Provide the number of lines of the records that include "title", with no other content.

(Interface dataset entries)
**********

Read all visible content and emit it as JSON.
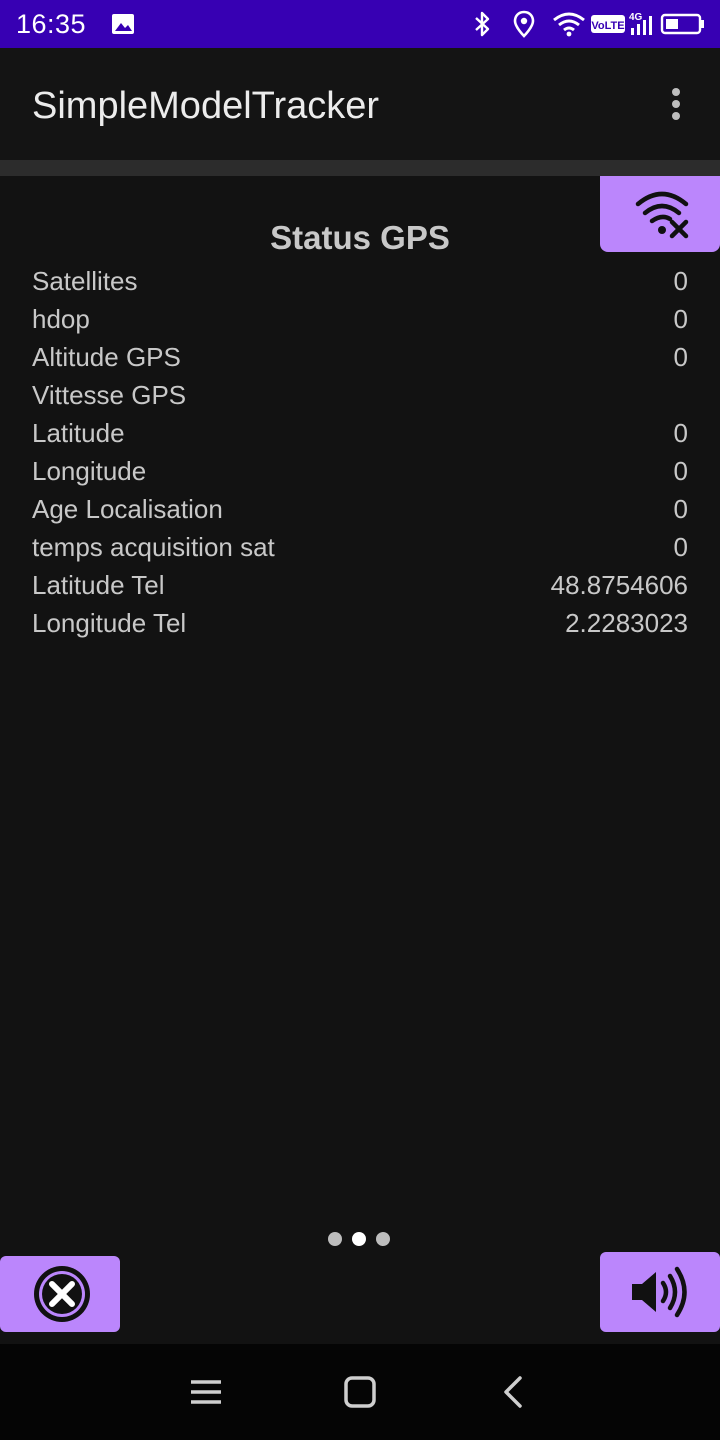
{
  "status_bar": {
    "time": "16:35",
    "volte_badge": "VoLTE",
    "network_type": "4G",
    "icons": [
      "image-icon",
      "bluetooth-icon",
      "location-icon",
      "wifi-icon",
      "volte-icon",
      "signal-icon",
      "battery-icon"
    ]
  },
  "app_bar": {
    "title": "SimpleModelTracker",
    "menu_icon": "more-vert-icon"
  },
  "gps_status": {
    "title": "Status GPS",
    "rows": [
      {
        "label": "Satellites",
        "value": "0"
      },
      {
        "label": "hdop",
        "value": "0"
      },
      {
        "label": "Altitude GPS",
        "value": "0"
      },
      {
        "label": "Vittesse GPS",
        "value": ""
      },
      {
        "label": "Latitude",
        "value": "0"
      },
      {
        "label": "Longitude",
        "value": "0"
      },
      {
        "label": "Age Localisation",
        "value": "0"
      },
      {
        "label": "temps acquisition sat",
        "value": "0"
      },
      {
        "label": "Latitude Tel",
        "value": "48.8754606"
      },
      {
        "label": "Longitude Tel",
        "value": "2.2283023"
      }
    ]
  },
  "buttons": {
    "wifi_off_icon": "wifi-off-icon",
    "close_icon": "close-circle-icon",
    "sound_icon": "volume-up-icon"
  },
  "pager": {
    "page_count": 3,
    "active_index": 1
  },
  "nav_bar": {
    "icons": [
      "recent-apps-icon",
      "home-icon",
      "back-icon"
    ]
  },
  "colors": {
    "status_bar": "#3700b3",
    "accent": "#bb86fc",
    "background": "#121212",
    "text": "#c8c8c8"
  }
}
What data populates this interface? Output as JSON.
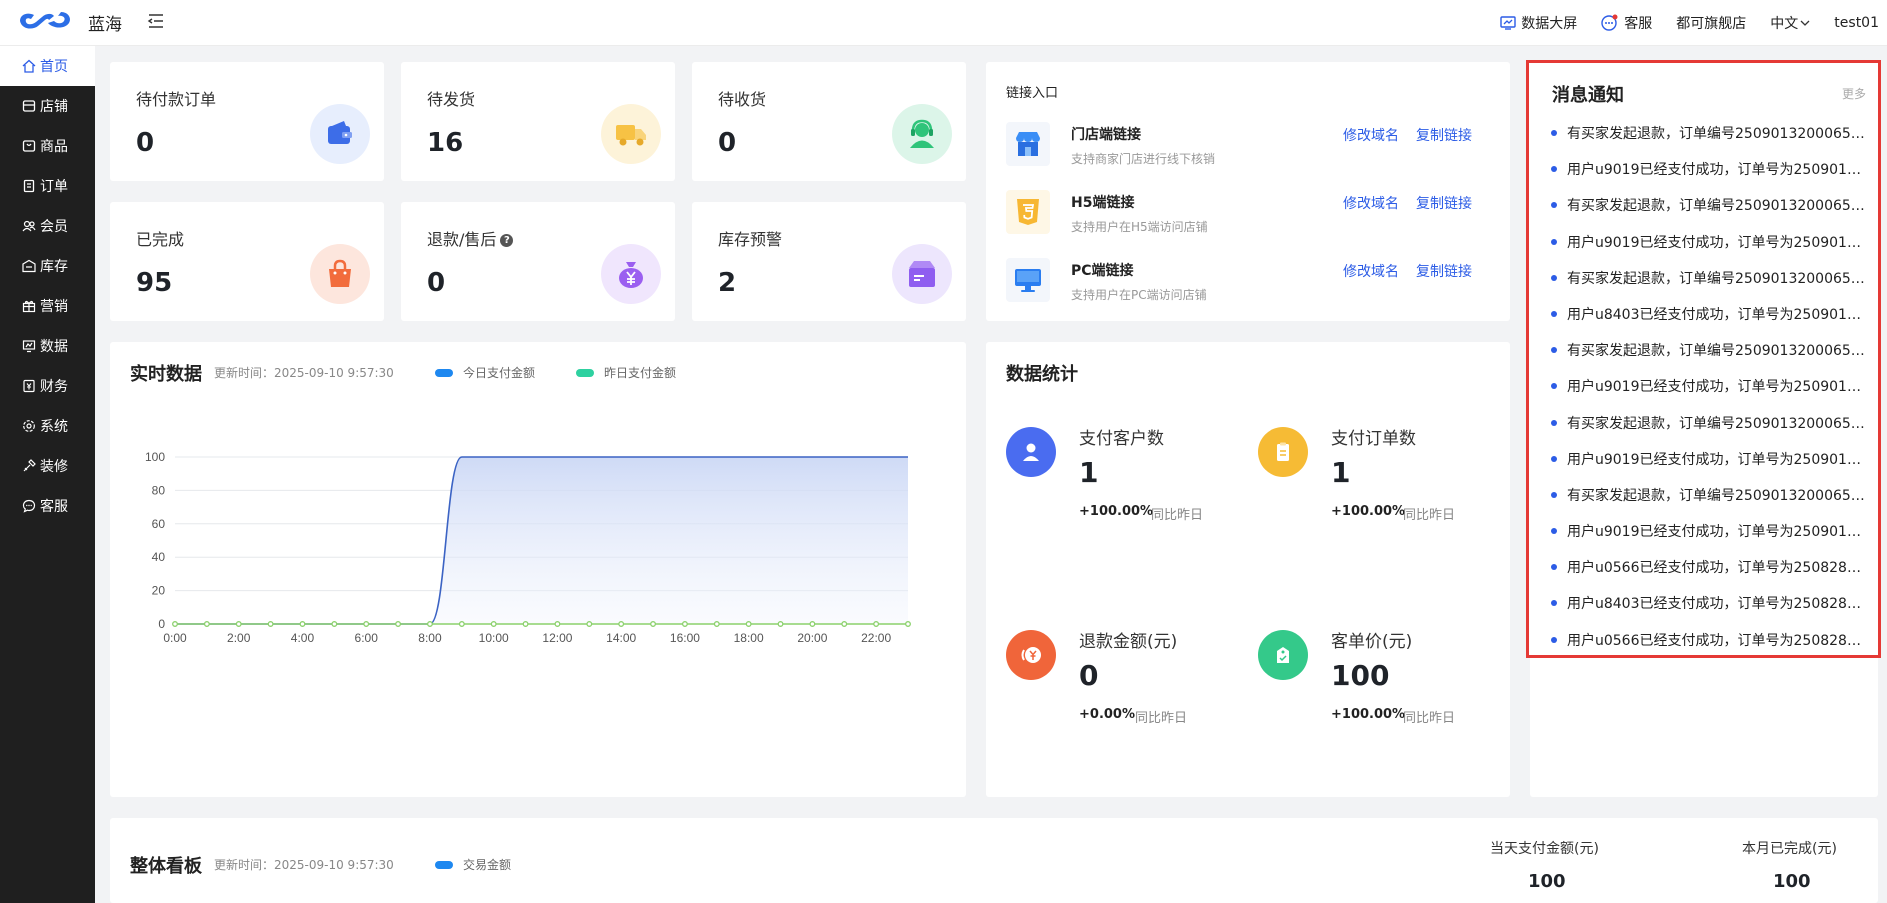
{
  "header": {
    "brand": "蓝海",
    "right": {
      "bigscreen": "数据大屏",
      "service": "客服",
      "store": "都可旗舰店",
      "lang": "中文",
      "user": "test01"
    }
  },
  "sidebar": {
    "items": [
      {
        "label": "首页",
        "icon": "home-icon",
        "active": true
      },
      {
        "label": "店铺",
        "icon": "store-icon"
      },
      {
        "label": "商品",
        "icon": "goods-icon"
      },
      {
        "label": "订单",
        "icon": "order-icon"
      },
      {
        "label": "会员",
        "icon": "member-icon"
      },
      {
        "label": "库存",
        "icon": "stock-icon"
      },
      {
        "label": "营销",
        "icon": "gift-icon"
      },
      {
        "label": "数据",
        "icon": "data-icon"
      },
      {
        "label": "财务",
        "icon": "finance-icon"
      },
      {
        "label": "系统",
        "icon": "settings-icon"
      },
      {
        "label": "装修",
        "icon": "decorate-icon"
      },
      {
        "label": "客服",
        "icon": "chat-icon"
      }
    ]
  },
  "stats": [
    {
      "label": "待付款订单",
      "value": "0",
      "icon": "wallet-icon",
      "color": "#3d6de8",
      "bg": "#e7eefd"
    },
    {
      "label": "待发货",
      "value": "16",
      "icon": "truck-icon",
      "color": "#f7c244",
      "bg": "#fdf3d9"
    },
    {
      "label": "待收货",
      "value": "0",
      "icon": "headset-user-icon",
      "color": "#2fc47a",
      "bg": "#dcf5e9"
    },
    {
      "label": "已完成",
      "value": "95",
      "icon": "shopping-bag-icon",
      "color": "#f26c3c",
      "bg": "#fde6dd"
    },
    {
      "label": "退款/售后",
      "value": "0",
      "icon": "money-bag-icon",
      "color": "#9b5ff0",
      "bg": "#f0e6fd",
      "help": "?"
    },
    {
      "label": "库存预警",
      "value": "2",
      "icon": "box-icon",
      "color": "#8f5ef0",
      "bg": "#ede6fd"
    }
  ],
  "links": {
    "title": "链接入口",
    "items": [
      {
        "name": "门店端链接",
        "desc": "支持商家门店进行线下核销",
        "a1": "修改域名",
        "a2": "复制链接",
        "icon": "shop-icon"
      },
      {
        "name": "H5端链接",
        "desc": "支持用户在H5端访问店铺",
        "a1": "修改域名",
        "a2": "复制链接",
        "icon": "html5-icon"
      },
      {
        "name": "PC端链接",
        "desc": "支持用户在PC端访问店铺",
        "a1": "修改域名",
        "a2": "复制链接",
        "icon": "monitor-icon"
      }
    ]
  },
  "notice": {
    "title": "消息通知",
    "more": "更多",
    "items": [
      "有买家发起退款，订单编号25090132000650...",
      "用户u9019已经支付成功，订单号为2509013...",
      "有买家发起退款，订单编号25090132000650...",
      "用户u9019已经支付成功，订单号为2509013...",
      "有买家发起退款，订单编号25090132000650...",
      "用户u8403已经支付成功，订单号为2509013...",
      "有买家发起退款，订单编号25090132000650...",
      "用户u9019已经支付成功，订单号为2509013...",
      "有买家发起退款，订单编号25090132000650...",
      "用户u9019已经支付成功，订单号为2509013...",
      "有买家发起退款，订单编号25090132000650...",
      "用户u9019已经支付成功，订单号为2509013...",
      "用户u0566已经支付成功，订单号为2508283...",
      "用户u8403已经支付成功，订单号为2508283...",
      "用户u0566已经支付成功，订单号为2508283..."
    ]
  },
  "realtime": {
    "title": "实时数据",
    "updated": "更新时间：2025-09-10  9:57:30"
  },
  "chart_data": {
    "type": "line",
    "title": "实时数据",
    "x": [
      "0:00",
      "1:00",
      "2:00",
      "3:00",
      "4:00",
      "5:00",
      "6:00",
      "7:00",
      "8:00",
      "9:00",
      "10:00",
      "11:00",
      "12:00",
      "13:00",
      "14:00",
      "15:00",
      "16:00",
      "17:00",
      "18:00",
      "19:00",
      "20:00",
      "21:00",
      "22:00",
      "23:00"
    ],
    "xticks": [
      "0:00",
      "2:00",
      "4:00",
      "6:00",
      "8:00",
      "10:00",
      "12:00",
      "14:00",
      "16:00",
      "18:00",
      "20:00",
      "22:00"
    ],
    "series": [
      {
        "name": "今日支付金额",
        "color": "#3b63c4",
        "values": [
          0,
          0,
          0,
          0,
          0,
          0,
          0,
          0,
          0,
          100,
          100,
          100,
          100,
          100,
          100,
          100,
          100,
          100,
          100,
          100,
          100,
          100,
          100,
          100
        ]
      },
      {
        "name": "昨日支付金额",
        "color": "#8bd16c",
        "values": [
          0,
          0,
          0,
          0,
          0,
          0,
          0,
          0,
          0,
          0,
          0,
          0,
          0,
          0,
          0,
          0,
          0,
          0,
          0,
          0,
          0,
          0,
          0,
          0
        ]
      }
    ],
    "legend_colors": [
      "#1e88f0",
      "#2ed1a0"
    ],
    "ylim": [
      0,
      100
    ],
    "yticks": [
      0,
      20,
      40,
      60,
      80,
      100
    ],
    "grid": true,
    "legend": "top"
  },
  "datastats": {
    "title": "数据统计",
    "items": [
      {
        "label": "支付客户数",
        "value": "1",
        "pct": "+100.00%",
        "cmp": "同比昨日",
        "icon": "user-icon",
        "color": "#4a6cf0"
      },
      {
        "label": "支付订单数",
        "value": "1",
        "pct": "+100.00%",
        "cmp": "同比昨日",
        "icon": "clipboard-icon",
        "color": "#f6bb35"
      },
      {
        "label": "退款金额(元)",
        "value": "0",
        "pct": "+0.00%",
        "cmp": "同比昨日",
        "icon": "refund-icon",
        "color": "#f0653a"
      },
      {
        "label": "客单价(元)",
        "value": "100",
        "pct": "+100.00%",
        "cmp": "同比昨日",
        "icon": "tag-icon",
        "color": "#34c98a"
      }
    ]
  },
  "board": {
    "title": "整体看板",
    "updated": "更新时间：2025-09-10  9:57:30",
    "legend": "交易金额",
    "legend_color": "#1e88f0",
    "kpis": [
      {
        "label": "当天支付金额(元)",
        "value": "100"
      },
      {
        "label": "本月已完成(元)",
        "value": "100"
      }
    ]
  }
}
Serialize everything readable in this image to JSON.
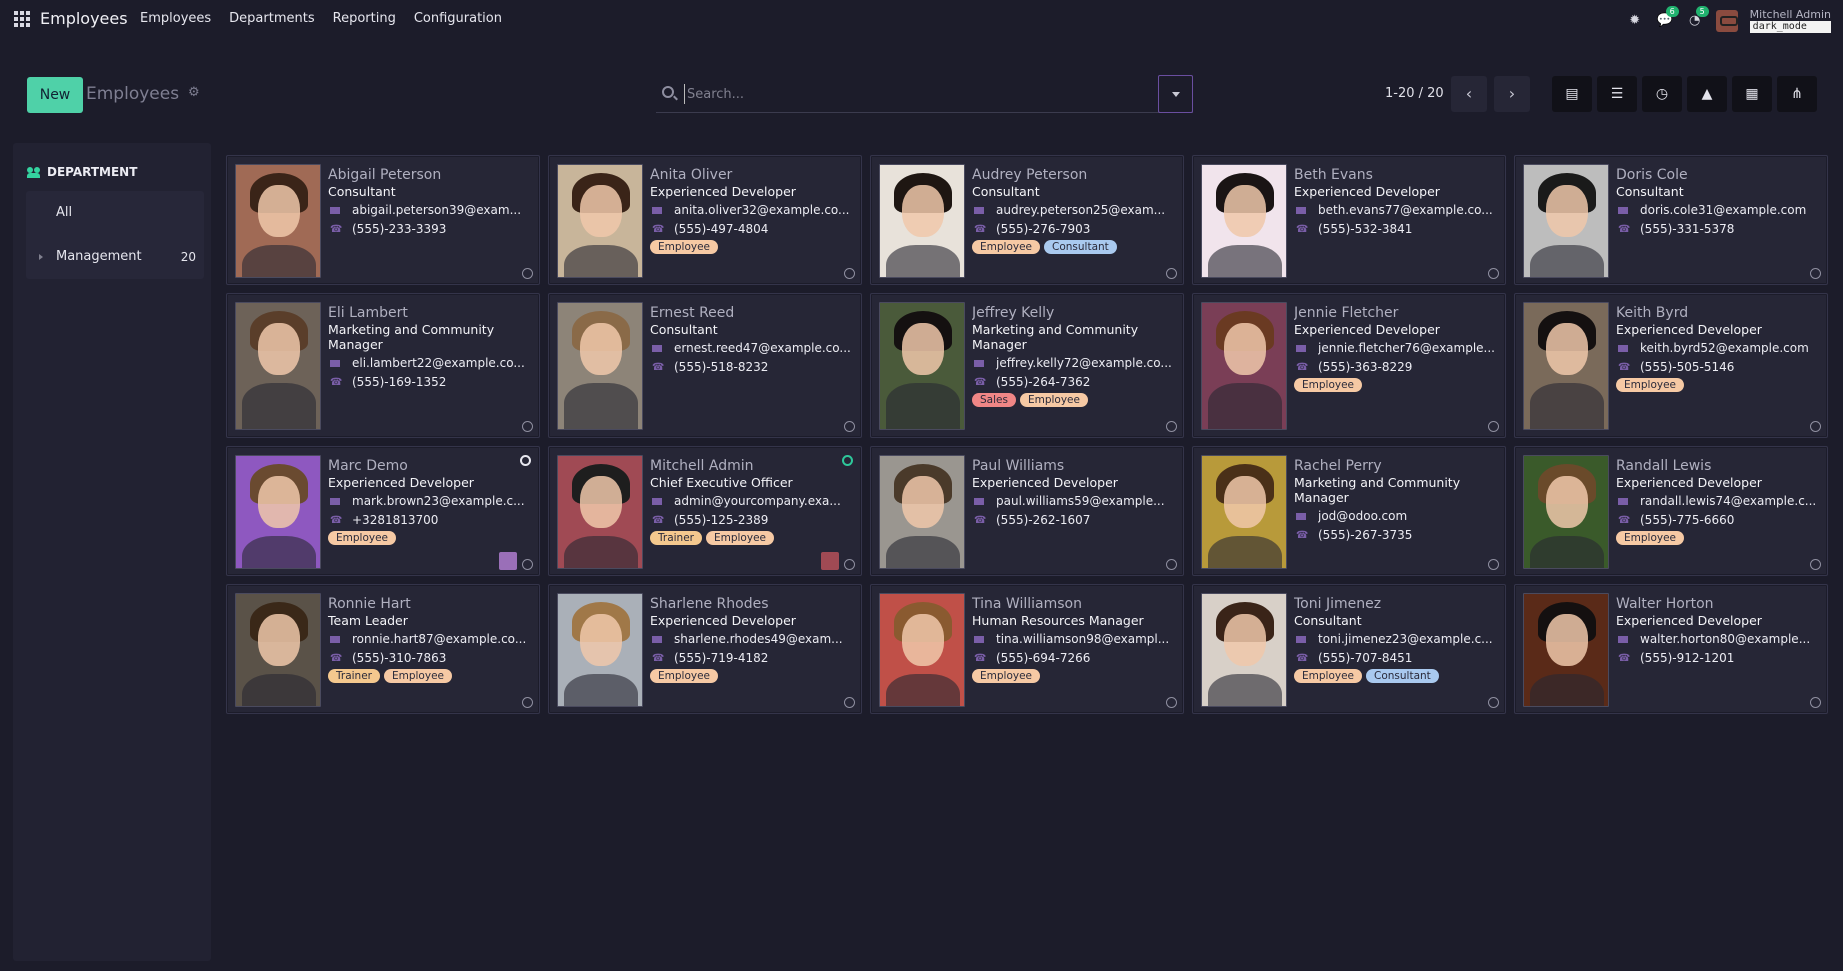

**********

**Task response**:
8